(Extracted records)
————————
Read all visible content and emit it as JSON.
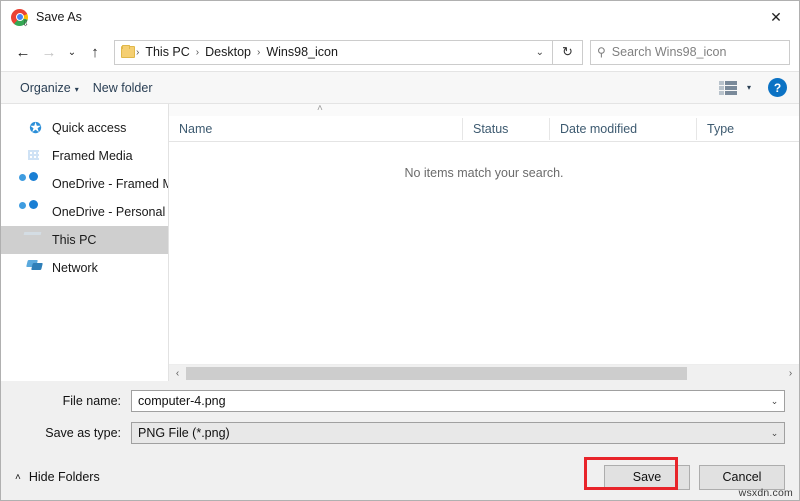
{
  "window": {
    "title": "Save As",
    "app_icon": "chrome-download-icon",
    "close_label": "✕"
  },
  "nav": {
    "back": "←",
    "forward": "→",
    "recent": "⌄",
    "up": "↑",
    "refresh": "↻",
    "breadcrumb_folder_icon": "folder-icon",
    "breadcrumbs": [
      "This PC",
      "Desktop",
      "Wins98_icon"
    ],
    "separator": "›",
    "dropdown_caret": "⌄"
  },
  "search": {
    "icon": "search-icon",
    "placeholder": "Search Wins98_icon"
  },
  "toolbar": {
    "organize_label": "Organize",
    "organize_caret": "▾",
    "new_folder_label": "New folder",
    "view_icon": "list-view-icon",
    "view_caret": "▾",
    "help_label": "?"
  },
  "sidebar": {
    "items": [
      {
        "label": "Quick access",
        "icon": "star-icon",
        "selected": false
      },
      {
        "label": "Framed Media",
        "icon": "library-icon",
        "selected": false
      },
      {
        "label": "OneDrive - Framed M",
        "icon": "cloud-icon",
        "selected": false
      },
      {
        "label": "OneDrive - Personal",
        "icon": "cloud-icon",
        "selected": false
      },
      {
        "label": "This PC",
        "icon": "computer-icon",
        "selected": true
      },
      {
        "label": "Network",
        "icon": "network-icon",
        "selected": false
      }
    ]
  },
  "filelist": {
    "sort_indicator": "˄",
    "columns": [
      "Name",
      "Status",
      "Date modified",
      "Type"
    ],
    "rows": [],
    "empty_message": "No items match your search.",
    "scroll_left": "‹",
    "scroll_right": "›"
  },
  "form": {
    "file_name_label": "File name:",
    "file_name_value": "computer-4.png",
    "file_name_caret": "⌄",
    "save_as_type_label": "Save as type:",
    "save_as_type_value": "PNG File (*.png)",
    "save_as_type_caret": "⌄"
  },
  "footer": {
    "hide_folders_caret": "˄",
    "hide_folders_label": "Hide Folders",
    "save_label": "Save",
    "cancel_label": "Cancel",
    "watermark": "wsxdn.com",
    "highlight_color": "#e8242a"
  }
}
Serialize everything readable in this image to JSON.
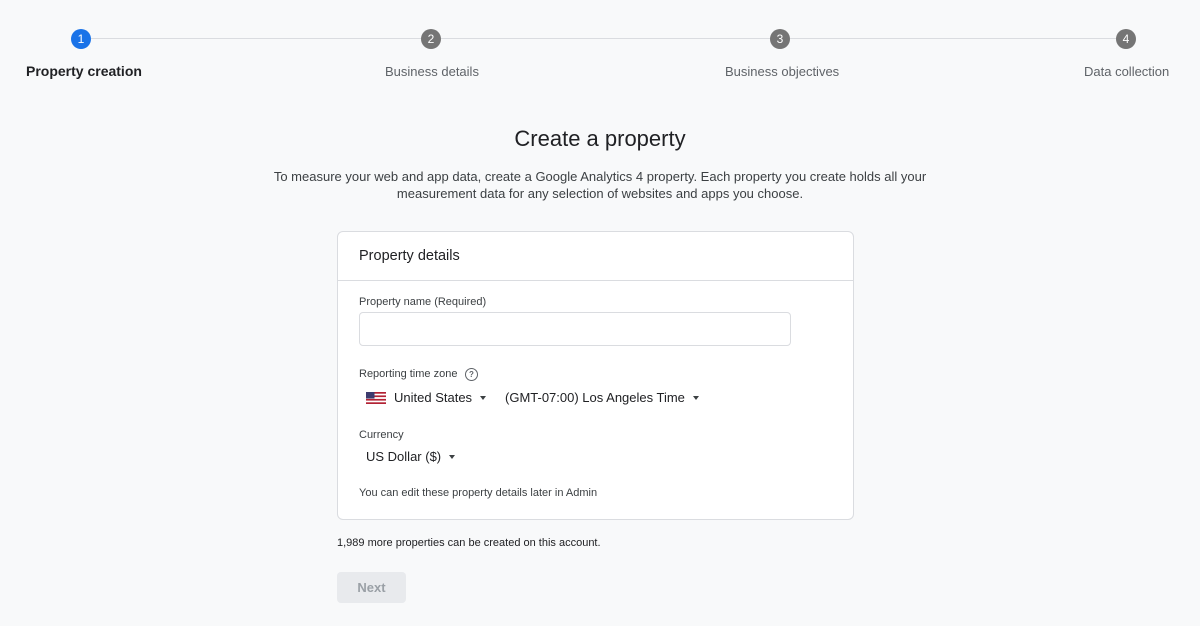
{
  "stepper": {
    "steps": [
      {
        "number": "1",
        "label": "Property creation"
      },
      {
        "number": "2",
        "label": "Business details"
      },
      {
        "number": "3",
        "label": "Business objectives"
      },
      {
        "number": "4",
        "label": "Data collection"
      }
    ],
    "active_step": 1
  },
  "page": {
    "title": "Create a property",
    "subtitle": "To measure your web and app data, create a Google Analytics 4 property. Each property you create holds all your measurement data for any selection of websites and apps you choose."
  },
  "card": {
    "header": "Property details",
    "property_name_label": "Property name (Required)",
    "property_name_value": "",
    "time_zone_label": "Reporting time zone",
    "help_icon": "?",
    "country": "United States",
    "time_zone": "(GMT-07:00) Los Angeles Time",
    "currency_label": "Currency",
    "currency": "US Dollar ($)",
    "note": "You can edit these property details later in Admin"
  },
  "footer": {
    "count_text": "1,989 more properties can be created on this account.",
    "next_label": "Next"
  },
  "colors": {
    "accent": "#1a73e8",
    "step_inactive": "#757575",
    "background": "#f8f9fa"
  }
}
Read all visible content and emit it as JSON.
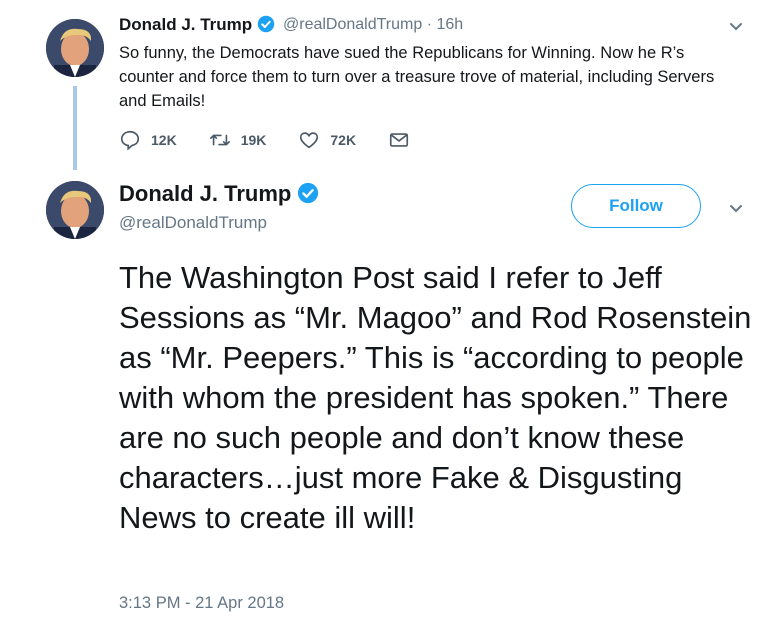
{
  "tweet1": {
    "name": "Donald J. Trump",
    "handle": "@realDonaldTrump",
    "time": "· 16h",
    "text": "So funny, the Democrats have sued the Republicans for Winning. Now he R’s counter and force them to turn over a treasure trove of material, including Servers and Emails!",
    "replies": "12K",
    "retweets": "19K",
    "likes": "72K"
  },
  "tweet2": {
    "name": "Donald J. Trump",
    "handle": "@realDonaldTrump",
    "follow_label": "Follow",
    "text": "The Washington Post said I refer to Jeff Sessions as “Mr. Magoo” and Rod Rosenstein as “Mr. Peepers.” This is “according to people with whom the president has spoken.” There are no such people and don’t know these characters…just more Fake & Disgusting News to create ill will!",
    "timestamp": "3:13 PM - 21 Apr 2018"
  },
  "icons": {
    "verified": "verified-badge-icon",
    "more": "chevron-down-icon",
    "reply": "reply-icon",
    "retweet": "retweet-icon",
    "like": "heart-icon",
    "dm": "envelope-icon"
  },
  "colors": {
    "accent": "#1da1f2",
    "muted": "#657786",
    "thread": "#a9c9e6"
  }
}
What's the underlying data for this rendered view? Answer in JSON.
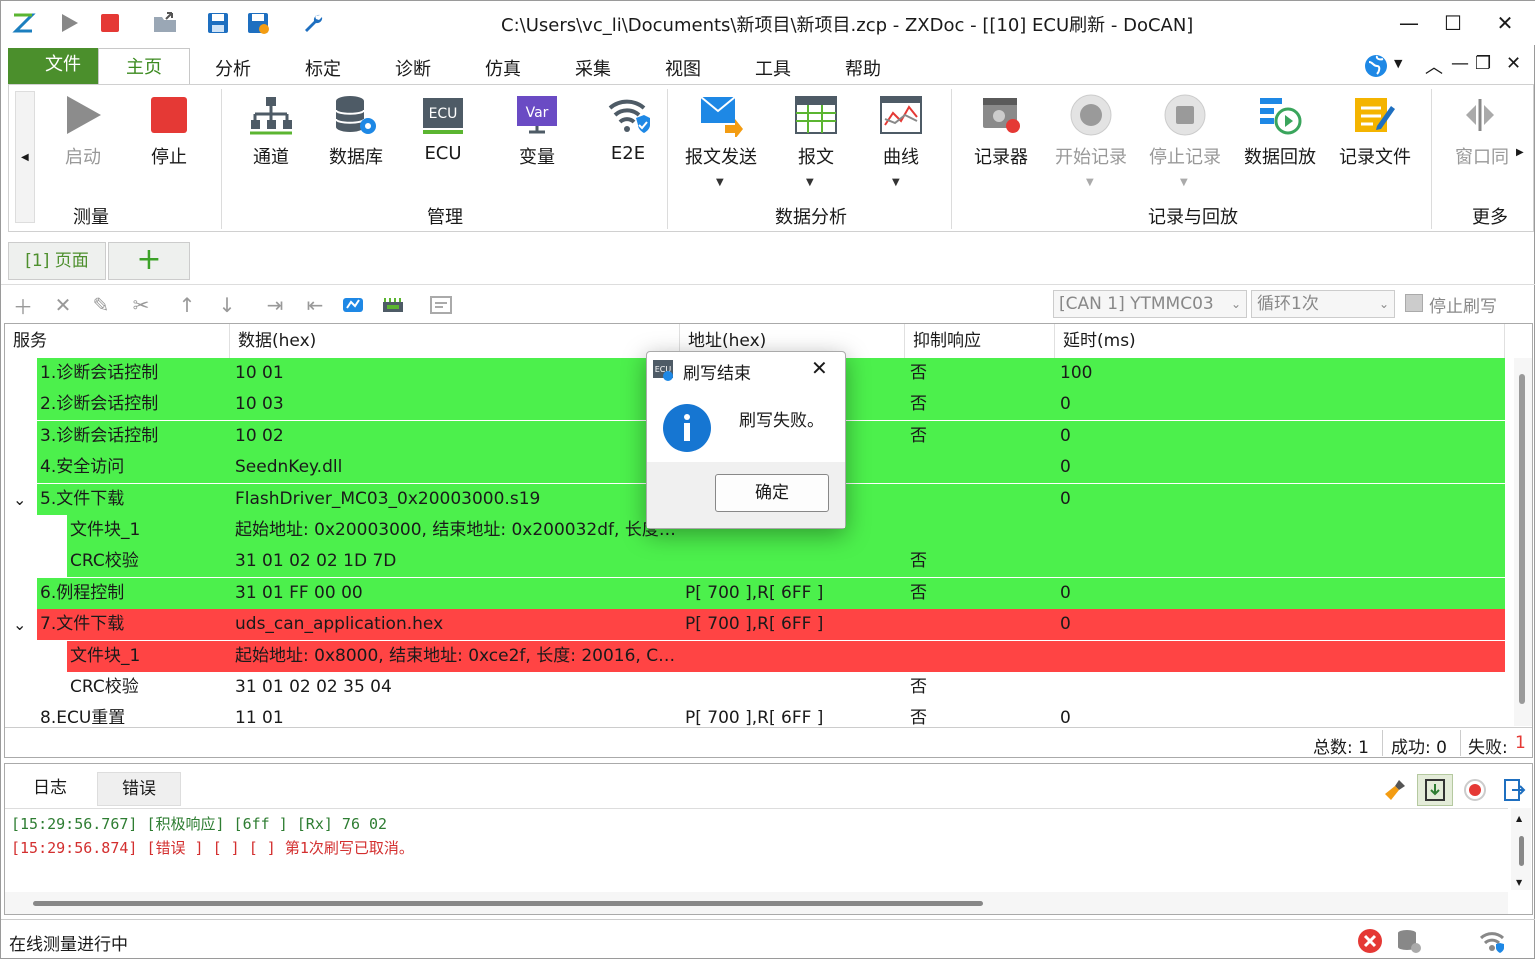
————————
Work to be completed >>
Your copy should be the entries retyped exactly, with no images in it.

Result of the task >>
Read all visible content and emit it as JSON.
{
  "window": {
    "title": "Save As",
    "app_icon": "chrome-download-icon",
    "close_label": "✕"
  },
  "nav": {
    "back": "←",
    "forward": "→",
    "recent": "⌄",
    "up": "↑",
    "refresh": "↻",
    "breadcrumb_folder_icon": "folder-icon",
    "breadcrumbs": [
      "This PC",
      "Desktop",
      "Wins98_icon"
    ],
    "separator": "›",
    "dropdown_caret": "⌄"
  },
  "search": {
    "icon": "search-icon",
    "placeholder": "Search Wins98_icon"
  },
  "toolbar": {
    "organize_label": "Organize",
    "organize_caret": "▾",
    "new_folder_label": "New folder",
    "view_icon": "list-view-icon",
    "view_caret": "▾",
    "help_label": "?"
  },
  "sidebar": {
    "items": [
      {
        "label": "Quick access",
        "icon": "star-icon",
        "selected": false
      },
      {
        "label": "Framed Media",
        "icon": "library-icon",
        "selected": false
      },
      {
        "label": "OneDrive - Framed M",
        "icon": "cloud-icon",
        "selected": false
      },
      {
        "label": "OneDrive - Personal",
        "icon": "cloud-icon",
        "selected": false
      },
      {
        "label": "This PC",
        "icon": "computer-icon",
        "selected": true
      },
      {
        "label": "Network",
        "icon": "network-icon",
        "selected": false
      }
    ]
  },
  "filelist": {
    "sort_indicator": "˄",
    "columns": [
      "Name",
      "Status",
      "Date modified",
      "Type"
    ],
    "rows": [],
    "empty_message": "No items match your search.",
    "scroll_left": "‹",
    "scroll_right": "›"
  },
  "form": {
    "file_name_label": "File name:",
    "file_name_value": "computer-4.png",
    "file_name_caret": "⌄",
    "save_as_type_label": "Save as type:",
    "save_as_type_value": "PNG File (*.png)",
    "save_as_type_caret": "⌄"
  },
  "footer": {
    "hide_folders_caret": "˄",
    "hide_folders_label": "Hide Folders",
    "save_label": "Save",
    "cancel_label": "Cancel",
    "watermark": "wsxdn.com",
    "highlight_color": "#e8242a"
  }
}
Serialize everything readable in this image to JSON.
{
  "stepper": {
    "steps": [
      {
        "number": "1",
        "label": "Property creation"
      },
      {
        "number": "2",
        "label": "Business details"
      },
      {
        "number": "3",
        "label": "Business objectives"
      },
      {
        "number": "4",
        "label": "Data collection"
      }
    ],
    "active_step": 1
  },
  "page": {
    "title": "Create a property",
    "subtitle": "To measure your web and app data, create a Google Analytics 4 property. Each property you create holds all your measurement data for any selection of websites and apps you choose."
  },
  "card": {
    "header": "Property details",
    "property_name_label": "Property name (Required)",
    "property_name_value": "",
    "time_zone_label": "Reporting time zone",
    "help_icon": "?",
    "country": "United States",
    "time_zone": "(GMT-07:00) Los Angeles Time",
    "currency_label": "Currency",
    "currency": "US Dollar ($)",
    "note": "You can edit these property details later in Admin"
  },
  "footer": {
    "count_text": "1,989 more properties can be created on this account.",
    "next_label": "Next"
  },
  "colors": {
    "accent": "#1a73e8",
    "step_inactive": "#757575",
    "background": "#f8f9fa"
  }
}
Read all visible content and emit it as JSON.
{
  "tweet1": {
    "name": "Donald J. Trump",
    "handle": "@realDonaldTrump",
    "time": "· 16h",
    "text": "So funny, the Democrats have sued the Republicans for Winning. Now he R’s counter and force them to turn over a treasure trove of material, including Servers and Emails!",
    "replies": "12K",
    "retweets": "19K",
    "likes": "72K"
  },
  "tweet2": {
    "name": "Donald J. Trump",
    "handle": "@realDonaldTrump",
    "follow_label": "Follow",
    "text": "The Washington Post said I refer to Jeff Sessions as “Mr. Magoo” and Rod Rosenstein as “Mr. Peepers.” This is “according to people with whom the president has spoken.” There are no such people and don’t know these characters…just more Fake & Disgusting News to create ill will!",
    "timestamp": "3:13 PM - 21 Apr 2018"
  },
  "icons": {
    "verified": "verified-badge-icon",
    "more": "chevron-down-icon",
    "reply": "reply-icon",
    "retweet": "retweet-icon",
    "like": "heart-icon",
    "dm": "envelope-icon"
  },
  "colors": {
    "accent": "#1da1f2",
    "muted": "#657786",
    "thread": "#a9c9e6"
  }
}
What's the underlying data for this rendered view? Answer in JSON.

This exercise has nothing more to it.